If we’re serious about meeting the challenge of equity in our schools, we need to stop using them interchangeably.
When it comes to issues around equity and systemic injustice, I’m still very much in the learner’s camp. As a white, cisgender, heterosexual, middle-class man, I strive to walk a path of sincere conviction and genuine humility. I recognize the system works differently for me than it does for my friends and family of color, but I clearly don’t have a lived experience that I draw upon to view the world through that lens. As a result, I’m constantly re-evaluating what it means for me to step up, step back, and truly be a co-conspirator in this work.
That said, there are things that I can offer the people in my circle at my school district — along with countless others across the country — who are currently revisiting and wrestling with some of the fundamental questions around access, fairness, and justice within our school system. Something we can ill afford not to address is the intentionality with which we use our words.
From district visions to school missions to everyday conversations with colleagues, we misuse words a lot in schools — perhaps none so haphazardly as words like diversity, equity, and equality. We pepper our guiding documents and professional dialogues with them, tiptoeing our way toward what we perceive as “correctness”, but at the expense of saying — and therefore doing — what we really mean.
So let’s get a few things straight.
One of the most ubiquitous words in education, we use diversity to describe everyone from students with special needs, to kids whose first language isn’t English, to those from impoverished communities. Even gifted students are often classified under the diversity label. Diversity can mean people that are more left-brained or right-brained, those that come from rural communities as opposed to urban or suburban, and of course, an individual whose racial identity is non-white. As a man, even I have been used to meet diversity quotas during the course of my career because education is a field dominated by women.
When a white man in America is used in a diversity initiative, there’s something fundamentally wrong with our collective priorities. The system works better for me and those that look like me than for any other subgroup we measure. Access to k-12 or k-5 teaching positions by white men in this country — while we may be in the minority numerically—is not a manifestation of a lack of opportunity or structural inequity.

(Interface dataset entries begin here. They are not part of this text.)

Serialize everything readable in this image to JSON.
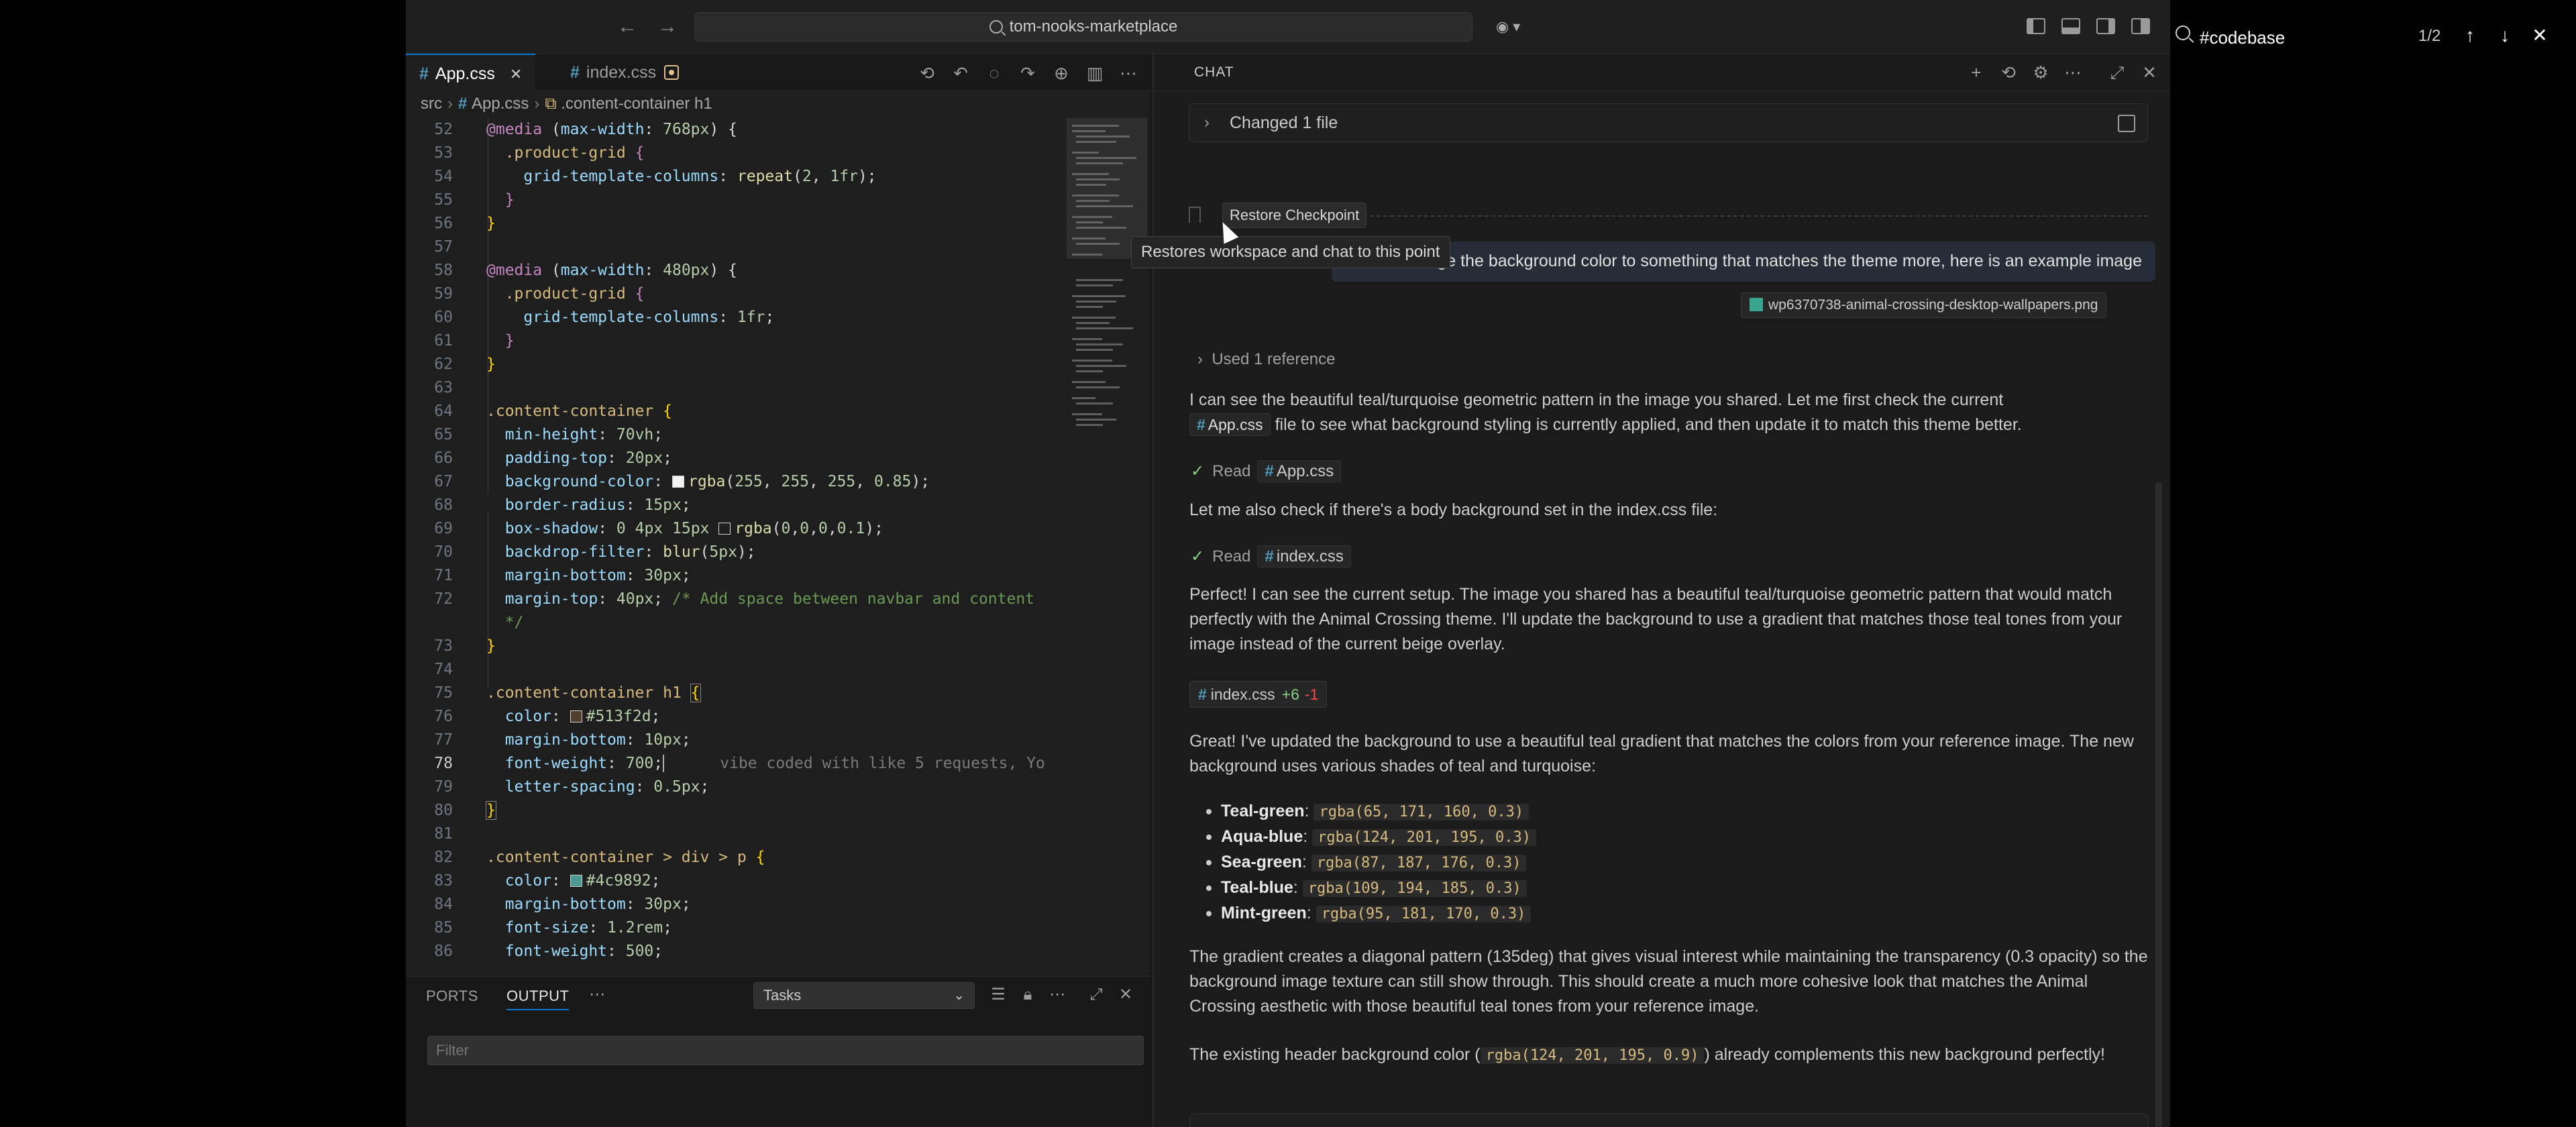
{
  "titlebar": {
    "command_center": "tom-nooks-marketplace",
    "back_icon": "arrow-left-icon",
    "forward_icon": "arrow-right-icon"
  },
  "tabs": [
    {
      "label": "App.css",
      "active": true
    },
    {
      "label": "index.css",
      "active": false
    }
  ],
  "breadcrumb": {
    "folder": "src",
    "file": "App.css",
    "symbol": ".content-container h1"
  },
  "ghost_text": "vibe coded with like 5 requests, Yo",
  "panel": {
    "ports_label": "PORTS",
    "output_label": "OUTPUT",
    "task_select": "Tasks",
    "filter_placeholder": "Filter"
  },
  "chat": {
    "title": "CHAT",
    "changed_files": "Changed 1 file",
    "restore_button": "Restore Checkpoint",
    "restore_tooltip": "Restores workspace and chat to this point",
    "user_message": "change the background color to something that matches the theme more, here is an example image",
    "attachment": "wp6370738-animal-crossing-desktop-wallpapers.png",
    "used_reference": "Used 1 reference",
    "msg1_a": "I can see the beautiful teal/turquoise geometric pattern in the image you shared. Let me first check the current",
    "msg1_chip": "App.css",
    "msg1_b": "file to see what background styling is currently applied, and then update it to match this theme better.",
    "read1_label": "Read",
    "read1_file": "App.css",
    "msg2": "Let me also check if there's a body background set in the index.css file:",
    "read2_label": "Read",
    "read2_file": "index.css",
    "msg3": "Perfect! I can see the current setup. The image you shared has a beautiful teal/turquoise geometric pattern that would match perfectly with the Animal Crossing theme. I'll update the background to use a gradient that matches those teal tones from your image instead of the current beige overlay.",
    "diff_file": "index.css",
    "diff_add": "+6",
    "diff_del": "-1",
    "msg4": "Great! I've updated the background to use a beautiful teal gradient that matches the colors from your reference image. The new background uses various shades of teal and turquoise:",
    "colors": [
      {
        "name": "Teal-green",
        "value": "rgba(65, 171, 160, 0.3)"
      },
      {
        "name": "Aqua-blue",
        "value": "rgba(124, 201, 195, 0.3)"
      },
      {
        "name": "Sea-green",
        "value": "rgba(87, 187, 176, 0.3)"
      },
      {
        "name": "Teal-blue",
        "value": "rgba(109, 194, 185, 0.3)"
      },
      {
        "name": "Mint-green",
        "value": "rgba(95, 181, 170, 0.3)"
      }
    ],
    "msg5": "The gradient creates a diagonal pattern (135deg) that gives visual interest while maintaining the transparency (0.3 opacity) so the background image texture can still show through. This should create a much more cohesive look that matches the Animal Crossing aesthetic with those beautiful teal tones from your reference image.",
    "msg6_a": "The existing header background color (",
    "msg6_code": "rgba(124, 201, 195, 0.9)",
    "msg6_b": ") already complements this new background perfectly!"
  },
  "find": {
    "query": "#codebase",
    "count": "1/2"
  },
  "colors": {
    "accent": "#0078d4",
    "editor_bg": "#1e1e1e",
    "chat_bg": "#1b1b1b"
  }
}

It’s largely a choice that’s indicative of a more paternalistic cultural norm. That’s very different than historical exclusion based on power.

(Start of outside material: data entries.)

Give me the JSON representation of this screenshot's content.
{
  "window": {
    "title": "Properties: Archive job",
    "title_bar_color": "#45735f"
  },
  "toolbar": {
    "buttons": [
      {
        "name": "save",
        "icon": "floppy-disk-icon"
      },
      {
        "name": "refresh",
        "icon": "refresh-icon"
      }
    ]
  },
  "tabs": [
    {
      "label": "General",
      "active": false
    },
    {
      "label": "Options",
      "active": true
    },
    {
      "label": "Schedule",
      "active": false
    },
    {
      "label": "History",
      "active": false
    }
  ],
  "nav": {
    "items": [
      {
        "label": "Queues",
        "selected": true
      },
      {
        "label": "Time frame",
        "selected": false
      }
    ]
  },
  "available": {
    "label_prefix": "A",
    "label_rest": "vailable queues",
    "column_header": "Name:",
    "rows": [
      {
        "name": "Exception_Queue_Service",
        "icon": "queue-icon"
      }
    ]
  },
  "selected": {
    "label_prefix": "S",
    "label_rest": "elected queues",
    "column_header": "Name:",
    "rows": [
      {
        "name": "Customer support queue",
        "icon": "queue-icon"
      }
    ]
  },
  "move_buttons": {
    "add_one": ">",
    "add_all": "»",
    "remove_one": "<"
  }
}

When we take a word and use it to mean almost anything, it eventually comes to mean practically nothing at all. Many well-meaning people who use the word diversity do so in order to be strategically inclusive, particularly of historically marginalized communities. But when vague notions of mere difference become the metric by which we measure diversity, nothing changes in respect to our institutional outcomes.
Diversity by itself is important, but it’s a low bar, and an inadequate response to systemic injustice.

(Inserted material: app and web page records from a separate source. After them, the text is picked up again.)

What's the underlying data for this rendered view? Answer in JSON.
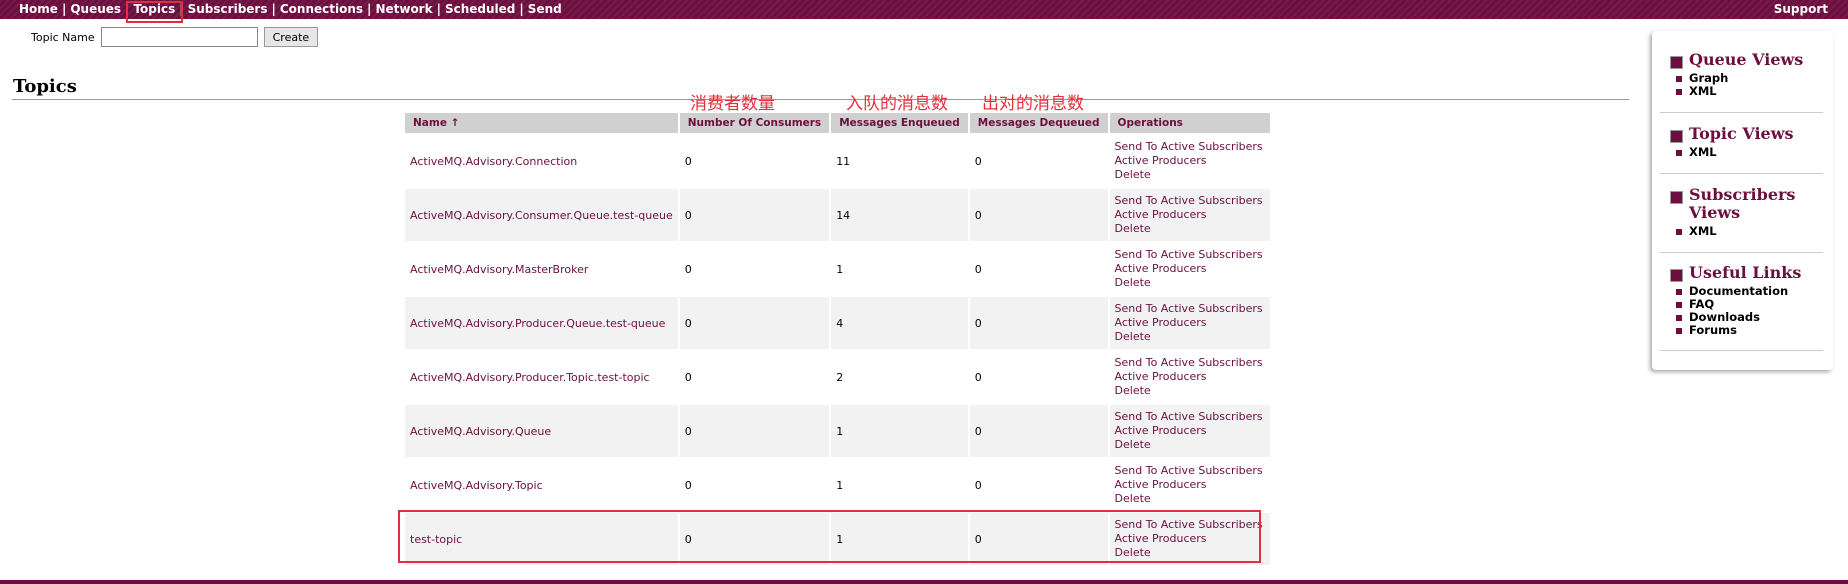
{
  "nav": {
    "items": [
      "Home",
      "Queues",
      "Topics",
      "Subscribers",
      "Connections",
      "Network",
      "Scheduled",
      "Send"
    ],
    "support": "Support"
  },
  "form": {
    "label": "Topic Name",
    "value": "",
    "create": "Create"
  },
  "page_title": "Topics",
  "annotations": {
    "consumers": "消费者数量",
    "enqueued": "入队的消息数",
    "dequeued": "出对的消息数"
  },
  "table": {
    "headers": {
      "name": "Name ↑",
      "consumers": "Number Of Consumers",
      "enqueued": "Messages Enqueued",
      "dequeued": "Messages Dequeued",
      "operations": "Operations"
    },
    "ops": {
      "send": "Send To Active Subscribers",
      "producers": "Active Producers",
      "delete": "Delete"
    },
    "rows": [
      {
        "name": "ActiveMQ.Advisory.Connection",
        "consumers": "0",
        "enqueued": "11",
        "dequeued": "0"
      },
      {
        "name": "ActiveMQ.Advisory.Consumer.Queue.test-queue",
        "consumers": "0",
        "enqueued": "14",
        "dequeued": "0"
      },
      {
        "name": "ActiveMQ.Advisory.MasterBroker",
        "consumers": "0",
        "enqueued": "1",
        "dequeued": "0"
      },
      {
        "name": "ActiveMQ.Advisory.Producer.Queue.test-queue",
        "consumers": "0",
        "enqueued": "4",
        "dequeued": "0"
      },
      {
        "name": "ActiveMQ.Advisory.Producer.Topic.test-topic",
        "consumers": "0",
        "enqueued": "2",
        "dequeued": "0"
      },
      {
        "name": "ActiveMQ.Advisory.Queue",
        "consumers": "0",
        "enqueued": "1",
        "dequeued": "0"
      },
      {
        "name": "ActiveMQ.Advisory.Topic",
        "consumers": "0",
        "enqueued": "1",
        "dequeued": "0"
      },
      {
        "name": "test-topic",
        "consumers": "0",
        "enqueued": "1",
        "dequeued": "0"
      }
    ]
  },
  "sidebar": {
    "queue_views": {
      "title": "Queue Views",
      "items": [
        "Graph",
        "XML"
      ]
    },
    "topic_views": {
      "title": "Topic Views",
      "items": [
        "XML"
      ]
    },
    "subscribers_views": {
      "title": "Subscribers Views",
      "items": [
        "XML"
      ]
    },
    "useful_links": {
      "title": "Useful Links",
      "items": [
        "Documentation",
        "FAQ",
        "Downloads",
        "Forums"
      ]
    }
  },
  "colors": {
    "brand": "#6c0f3f",
    "highlight": "#e0303a",
    "header_bg": "#d0d0d0",
    "row_alt": "#f2f2f2"
  }
}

Dr. Jeff Duncan-Andrade illustrated the concept of equality most profoundly for me in his talk Fools, Foes, and Freedom: Which One Will We Feed:
Amaru [my son] is constantly thirsty. Taiyari [my other son] is constantly hungry. In the current system that we have, we give them each a bottle of water. Is that equal? There’s nothing in the definition of equality that includes fairness. That is actually the working definition of equality. Everybody gets the same. Your reaction is the fact that they’re not the same, so that is fundamentally unfair…the truth is that we’ve built an education system — we’ve built a cultural paradigm — that says everybody gets to act like they’re white, Anglo-Saxon, protestant, heterosexual, males; and the closer you act to that, the more you get rewarded. And the less you act to that, the more you find yourself on the margins.
Ideally equality is about providing the same access to quality resources and services across the board. But not even 62 years after 1954's Brown v. Board of Education of Topeka, KS, have we even come close to a paradigm of educational equality — and everybody knows it. Schools that serve poor and working-class communities, particularly communities of color, are provided vastly different opportunities than schools serving children, particularly white ones, living in wealthier suburban communities.
But equality’s the wrong goal. Students in poor and working-class communities have fundamentally different needs than kids in affluent suburbs. Our aim therefore shouldn’t be about providing the same materials for them all, but about meeting them each where they’re at and then in genuine partnership, charting a course to get them to where they need to be. That’s where equity comes in.
Equity goes beyond diversity. True equity by necessity is community-responsive; not one-size-fits-all. Equity isn’t about sameness. It’s about recognizing uniqueness whether that uniqueness comes from an individual, a family, or a community. It’s about addressing needs that are differentiated. It’s about naming the injustices inherent in our current systems, charting pathways that focus on rectifying them, and wrestling with what it means for historically marginalized communities to truly have justice, autonomy, and freedom in the ways in which they define those terms.
If we’re serious about living up to the lofty rhetoric in our country’s founding documents, if we mean what we say about the idealism we seek with living in a pluralistic, multi-racial democracy, then we can’t afford to be vague about what our responsibilities are in the work that we do with children. We need to be clear with the words we use and the actions we take about where we stand today so that we can chart a path for a better — and more equitable — tomorrow.